5. UTHealth researchers say more rapid test for Group B strep successful
6. UTHealth research: Vermonts health care reform has lessons for other states
7. Sugar overload can damage heart according to UTHealth research
8. UTHealth, Swedish researchers uncover mystery in blood clotting disorder
9. UTHealth study aims to change traditional approach to preventing pressure ulcers
10. UTHealth named one of nations NIH stroke network centers
11. UTHealth program results in happier patients, lower costs in esophageal surgery
Post Your Comments:
*Name:
*Comment:
*Email:
Related Image:
UTHealth research: Children of parents in technical jobs at higher risk for autism
(Date:6/26/2016)... Carolina (PRWEB) , ... June 26, 2016 , ... ... of a new product that was developed to enhance the health of felines. The ... centuries. , The two main herbs in the PawPaws Cat Kidney Support ...

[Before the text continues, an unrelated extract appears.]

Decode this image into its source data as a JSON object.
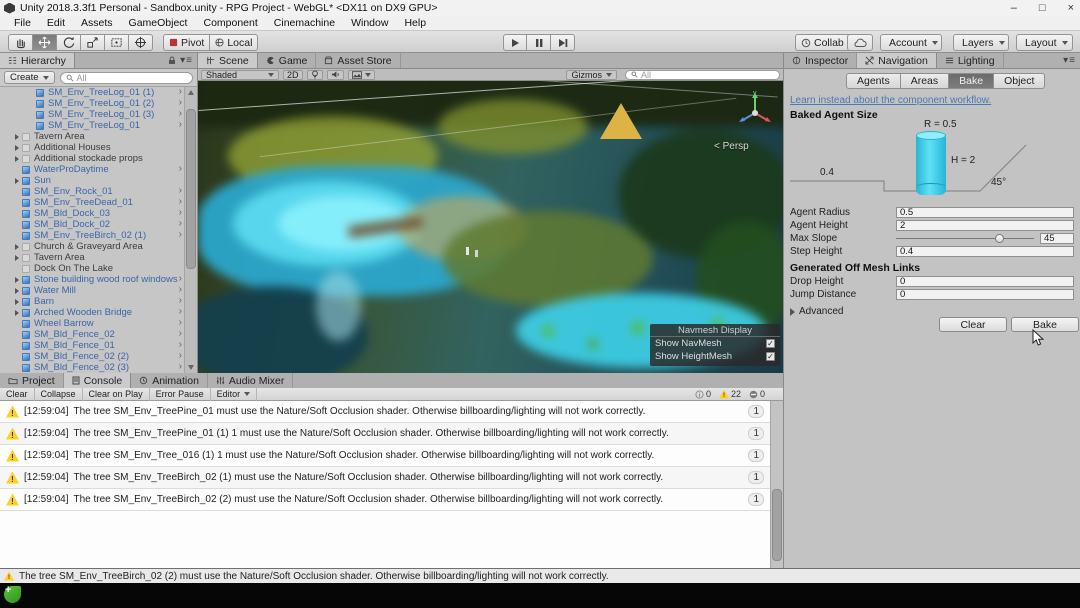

(Date:6/25/2016)... ... June 25, 2016 , ... Austin residents seeking Mohs surgery services, ... Mohs Surgery and to Dr. Russell Peckham for medical and surgical dermatology. , Dr. ... skin cancer. The selective fellowship in Mohs Micrographic Surgery completed by Dr. Dorsey was ...
(Date:6/25/2016)... ... June 25, 2016 , ... As a lifelong Southern Californian, ... and his M.D from the David Geffen School of Medicine at UCLA. He trained ... Angeles to complete his fellowship in hematology/oncology at the UCLA-Olive View-Cedars Sinai program where ...
(Date:6/24/2016)... ... June 24, 2016 , ... A recent article ... are unfamiliar with. The article goes on to state that individuals are now more ... these less common operations such as calf and cheek reduction. The Los Angeles area ...
(Date:6/24/2016)... ... June 24, 2016 , ... The Pulmonary Hypertension Association ... it will receive two significant new grants to support its work to advance ... 25th anniversary by recognizing patients, medical professionals and scientists for their work in ...
Breaking Medicine News(10 mins):
(Date:6/24/2016)... DUBLIN , June 24, 2016 ... addition of the "Structural Electronics 2015-2025: Applications, ... In-Mold Electronics, Smart ... Integrated Photovoltaics Structural electronics involves ... as load-bearing, protective structures, replacing dumb structures such ...
(Date:6/24/2016)... SAN CLEMENTE, Calif. , June 24, 2016  American Respiratory ... testing company, is now able to perform sophisticated lung assessments in ... Medical Technologies , Inc. Patients are no longer ... to ndd,s EasyOne PRO ® , ARL patients like Jeanne R. ... testing done in the comfort of her own home. ...
(Date:6/24/2016)... , June 24, 2016   Pulmatrix, Inc ., ... developing innovative inhaled drugs, announced today that it was ... Investments reconstituted its comprehensive set of U.S. and ... "This is an important milestone for Pulmatrix," said Chief ... shareholder awareness of our progress in developing drugs for ...
Breaking Medicine Technology: